Assigned task. If a line in the entries below includes "value", show that line.

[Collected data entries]
══════

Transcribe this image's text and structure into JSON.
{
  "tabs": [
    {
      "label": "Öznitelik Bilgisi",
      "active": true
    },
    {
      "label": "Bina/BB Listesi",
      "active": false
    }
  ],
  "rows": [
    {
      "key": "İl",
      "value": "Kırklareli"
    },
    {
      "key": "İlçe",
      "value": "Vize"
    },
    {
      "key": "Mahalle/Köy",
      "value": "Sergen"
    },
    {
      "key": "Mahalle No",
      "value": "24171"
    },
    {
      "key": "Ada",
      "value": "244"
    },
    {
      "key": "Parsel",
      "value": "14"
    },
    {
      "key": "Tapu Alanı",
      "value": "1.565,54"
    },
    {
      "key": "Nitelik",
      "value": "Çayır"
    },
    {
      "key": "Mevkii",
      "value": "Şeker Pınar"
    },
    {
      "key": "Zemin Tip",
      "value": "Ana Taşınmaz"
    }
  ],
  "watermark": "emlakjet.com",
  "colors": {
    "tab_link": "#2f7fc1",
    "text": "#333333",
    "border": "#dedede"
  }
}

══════

Reply.
      "value": "Kırklareli"
      "value": "Vize"
      "value": "Sergen"
      "value": "24171"
      "value": "244"
      "value": "14"
      "value": "1.565,54"
      "value": "Çayır"
      "value": "Şeker Pınar"
      "value": "Ana Taşınmaz"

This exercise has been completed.